Responding to demands from couples like the Hodgmens, Disney will begin implementing age restricted weekends with the hope of attracting more childless visitors to its parks. “Today’s young adults are really uncomfortable around children. We want to eliminate that as a reason not to enjoy our timeless brand of childhood entertainment,” said Mr. Iger.

The Plantain interviewed 10-year-old twins Kevin and Melissa Dubrow as they left the Magic Kingdom with their parents and asked whether they enjoyed themselves or were upset about the Park’s planned age-restrictions. “Our parents really over-hyped this place,” said Kevin listlessly. “It’s was really hot and crowded and took like two hours to get on each ride. We were here all day and only got to go on like 3 things.”

“Yeah, and the reception inside the Park was really terrible,” added Melissa without looking up from her phone, unaware of the sadness on her parents’ faces, both of whom had a great day and couldn’t wait to come back without the kids.

MIT Physicists uncovered a mathematical anomaly in researching how Maria Gonzalez, a Miami-Dade woman, was able to fit into those jeans. The University has sent a group of physicists to South Beach to research.

Maria reacted positively when finding out that her jeans had become the focal point of the scientific community, especially after her so-called friend Yasmina told her they didn’t work with her top.

The researching physicists initially planned to focus on how Maria got into her jeans, but after spending less than fifteen minutes in Miami, realized that the anomaly was widespread among Miami’s jean wearing population. “I even noticed it happening to jeans worn by men,” said Dr. James Whitlock.

At first, all the subjects were very excited to be involved in the research process with the physicists.
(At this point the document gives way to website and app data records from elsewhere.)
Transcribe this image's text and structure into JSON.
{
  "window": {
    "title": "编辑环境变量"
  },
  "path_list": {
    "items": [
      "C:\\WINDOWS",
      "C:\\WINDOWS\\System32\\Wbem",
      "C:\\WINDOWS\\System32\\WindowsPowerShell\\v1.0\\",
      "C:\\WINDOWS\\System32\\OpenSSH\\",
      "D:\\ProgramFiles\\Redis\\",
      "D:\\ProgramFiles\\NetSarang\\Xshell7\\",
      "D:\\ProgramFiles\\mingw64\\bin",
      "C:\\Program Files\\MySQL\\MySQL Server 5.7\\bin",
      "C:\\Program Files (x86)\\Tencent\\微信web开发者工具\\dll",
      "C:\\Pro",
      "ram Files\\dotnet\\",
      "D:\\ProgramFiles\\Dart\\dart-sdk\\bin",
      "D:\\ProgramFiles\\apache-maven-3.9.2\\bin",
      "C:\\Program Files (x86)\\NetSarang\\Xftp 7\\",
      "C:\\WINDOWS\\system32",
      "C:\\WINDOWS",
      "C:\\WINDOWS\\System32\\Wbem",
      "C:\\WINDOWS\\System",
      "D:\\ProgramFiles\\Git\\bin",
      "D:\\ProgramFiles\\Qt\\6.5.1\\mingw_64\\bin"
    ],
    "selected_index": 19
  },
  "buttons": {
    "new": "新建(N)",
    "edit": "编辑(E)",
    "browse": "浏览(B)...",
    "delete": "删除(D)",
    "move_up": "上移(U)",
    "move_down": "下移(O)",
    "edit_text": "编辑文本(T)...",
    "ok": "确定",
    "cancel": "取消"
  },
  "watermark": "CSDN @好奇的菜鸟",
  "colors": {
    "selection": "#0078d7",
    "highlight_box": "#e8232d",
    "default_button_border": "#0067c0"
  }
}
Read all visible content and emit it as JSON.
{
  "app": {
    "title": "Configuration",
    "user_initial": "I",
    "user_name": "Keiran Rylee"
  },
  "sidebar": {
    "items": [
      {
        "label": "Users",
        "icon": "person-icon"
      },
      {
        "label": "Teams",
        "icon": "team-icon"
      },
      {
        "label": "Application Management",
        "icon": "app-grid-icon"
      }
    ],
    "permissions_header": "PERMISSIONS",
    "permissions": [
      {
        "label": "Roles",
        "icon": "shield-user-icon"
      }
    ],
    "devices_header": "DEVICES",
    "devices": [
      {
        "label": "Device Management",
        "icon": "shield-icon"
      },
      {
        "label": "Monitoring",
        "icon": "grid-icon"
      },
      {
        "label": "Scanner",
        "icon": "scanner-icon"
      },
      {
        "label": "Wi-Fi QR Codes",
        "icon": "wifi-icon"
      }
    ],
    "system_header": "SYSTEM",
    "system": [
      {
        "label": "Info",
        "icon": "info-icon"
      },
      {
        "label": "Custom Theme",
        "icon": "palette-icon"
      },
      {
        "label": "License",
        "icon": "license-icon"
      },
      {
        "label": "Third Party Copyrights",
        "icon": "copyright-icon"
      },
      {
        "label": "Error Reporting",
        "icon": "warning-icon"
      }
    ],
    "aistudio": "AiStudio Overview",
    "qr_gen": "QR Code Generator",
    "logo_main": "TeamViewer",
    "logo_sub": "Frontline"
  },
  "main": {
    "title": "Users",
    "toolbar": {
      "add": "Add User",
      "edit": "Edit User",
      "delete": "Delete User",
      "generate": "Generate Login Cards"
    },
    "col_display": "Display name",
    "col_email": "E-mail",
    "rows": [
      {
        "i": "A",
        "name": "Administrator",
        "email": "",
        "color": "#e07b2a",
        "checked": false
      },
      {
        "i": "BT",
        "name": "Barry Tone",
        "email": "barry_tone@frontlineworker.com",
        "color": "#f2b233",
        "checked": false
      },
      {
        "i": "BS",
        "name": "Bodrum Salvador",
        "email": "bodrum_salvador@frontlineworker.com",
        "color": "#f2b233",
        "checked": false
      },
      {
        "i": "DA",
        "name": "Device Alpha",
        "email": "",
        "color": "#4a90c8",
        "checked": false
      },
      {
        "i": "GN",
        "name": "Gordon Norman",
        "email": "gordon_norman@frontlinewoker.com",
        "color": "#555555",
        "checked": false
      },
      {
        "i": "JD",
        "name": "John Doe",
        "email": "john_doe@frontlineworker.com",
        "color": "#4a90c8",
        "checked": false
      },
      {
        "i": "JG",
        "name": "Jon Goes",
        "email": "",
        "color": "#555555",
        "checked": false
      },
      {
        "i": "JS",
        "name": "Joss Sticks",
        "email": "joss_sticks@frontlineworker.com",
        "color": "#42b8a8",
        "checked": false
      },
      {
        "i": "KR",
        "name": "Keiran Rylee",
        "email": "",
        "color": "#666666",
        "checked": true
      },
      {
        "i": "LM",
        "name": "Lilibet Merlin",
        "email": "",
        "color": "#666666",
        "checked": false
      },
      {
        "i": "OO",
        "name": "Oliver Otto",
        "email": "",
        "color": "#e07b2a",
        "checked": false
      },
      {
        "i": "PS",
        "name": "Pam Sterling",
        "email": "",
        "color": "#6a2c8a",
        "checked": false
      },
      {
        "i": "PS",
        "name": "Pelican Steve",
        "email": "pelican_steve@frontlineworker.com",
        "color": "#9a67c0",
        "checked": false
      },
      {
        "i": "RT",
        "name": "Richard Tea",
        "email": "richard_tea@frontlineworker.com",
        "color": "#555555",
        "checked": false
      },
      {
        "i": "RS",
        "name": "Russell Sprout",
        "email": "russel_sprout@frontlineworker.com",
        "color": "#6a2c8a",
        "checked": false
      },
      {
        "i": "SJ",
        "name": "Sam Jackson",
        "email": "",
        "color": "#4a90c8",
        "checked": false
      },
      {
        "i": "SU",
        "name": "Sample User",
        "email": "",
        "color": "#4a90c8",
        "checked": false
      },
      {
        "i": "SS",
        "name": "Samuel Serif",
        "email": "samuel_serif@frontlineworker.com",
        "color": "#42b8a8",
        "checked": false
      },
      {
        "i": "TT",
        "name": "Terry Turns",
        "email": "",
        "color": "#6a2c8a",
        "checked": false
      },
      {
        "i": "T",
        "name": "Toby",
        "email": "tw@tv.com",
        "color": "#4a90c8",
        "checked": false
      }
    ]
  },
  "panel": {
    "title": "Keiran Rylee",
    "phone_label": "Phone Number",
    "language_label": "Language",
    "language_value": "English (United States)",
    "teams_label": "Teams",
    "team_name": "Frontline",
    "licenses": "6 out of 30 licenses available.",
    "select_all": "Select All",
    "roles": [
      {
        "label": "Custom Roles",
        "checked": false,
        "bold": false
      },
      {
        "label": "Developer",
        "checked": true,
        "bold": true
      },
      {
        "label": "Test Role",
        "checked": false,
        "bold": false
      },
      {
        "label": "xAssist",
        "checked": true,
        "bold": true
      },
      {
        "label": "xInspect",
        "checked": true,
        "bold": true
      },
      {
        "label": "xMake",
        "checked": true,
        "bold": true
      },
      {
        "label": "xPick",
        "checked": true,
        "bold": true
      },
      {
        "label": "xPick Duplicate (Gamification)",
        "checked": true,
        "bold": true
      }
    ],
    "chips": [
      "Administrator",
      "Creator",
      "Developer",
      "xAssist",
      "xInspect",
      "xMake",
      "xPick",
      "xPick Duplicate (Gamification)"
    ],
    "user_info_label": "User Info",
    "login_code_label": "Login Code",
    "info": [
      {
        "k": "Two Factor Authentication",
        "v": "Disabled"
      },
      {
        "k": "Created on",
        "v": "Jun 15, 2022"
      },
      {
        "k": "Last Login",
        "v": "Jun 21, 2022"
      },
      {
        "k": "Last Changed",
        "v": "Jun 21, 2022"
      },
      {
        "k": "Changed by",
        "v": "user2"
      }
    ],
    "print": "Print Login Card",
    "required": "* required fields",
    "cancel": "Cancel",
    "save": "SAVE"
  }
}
Then they heard it involved math and immediately bailed. “I don’t like to surround myself with men who do the math that doesn’t involve a dollar sign,” said Valerie Rodriguez, who also said she was more than just a $300 pair of jeans.

With the subjects hesitant to work with the physicists, the Miami science community stepped up to help solve the equation. A group of FIU undergraduate students decided to conduct personal research during their free time. Surprisingly, most of the male fraternity had never even taken a physics class.

The physics society ultimately decided to assign the jeans project to Ronald Pistachio, who has been called the Albert Einstein of his generation.

“I believe Albert Einstein would be proud I am dedicating my entire physics career to denim,” said Dr. Pistachio, who like most physicists actually wears a lot of corduroys.

There is hope the mystery will be solved by Ronald, as he has previously conducted similar research in Miami. Just last summer, in fact, he solved the mystery of why a Miami man’s sweatpants could be so loose when the man insisted he wasn’t skipping leg day. Ronald later discovered “leg day” is a purely theoretical subject in Miami.

By Kyle Rambo

The U.S. Bureau of Economic Analysis released its long-awaited report on the effects of mass culture on the GDP. The Report found that U.S. employers lost more than 1 trillion dollars in revenue from employees talking about how much they hated last night’s episode of Game of Thrones.

“So, I guess the fact that Jon Snow was the rightful heir to the Iron Throne didn’t matter at all?” was identified by the Report as the 4th biggest complaint about the show’s finale, behind “why wouldn’t the other kingdoms demand independence?” “why wouldn’t the unsullied and Dothraki just kill Jon” and “what is Bran smoking anyway?” These complaints, and so many others, combined to cause nearly the entire U.S. working population to effectively cease all beneficial productivity.

“It’s crazy! All anyone is doing is talking about Game of Thrones. I’m thinking about sending my entire staff home since no one is working,” said one office manager, “but then I wouldn’t have anyone to talk about last night’s episode, so I figured we should probably all stay at work.”

Notably, 20% of the wasted time by U.S. workers was attributable to that one person in your office who keeps telling you that she has never seen an episode. “Shut up, Karen. It’s not impressive that you don’t watch a TV show.”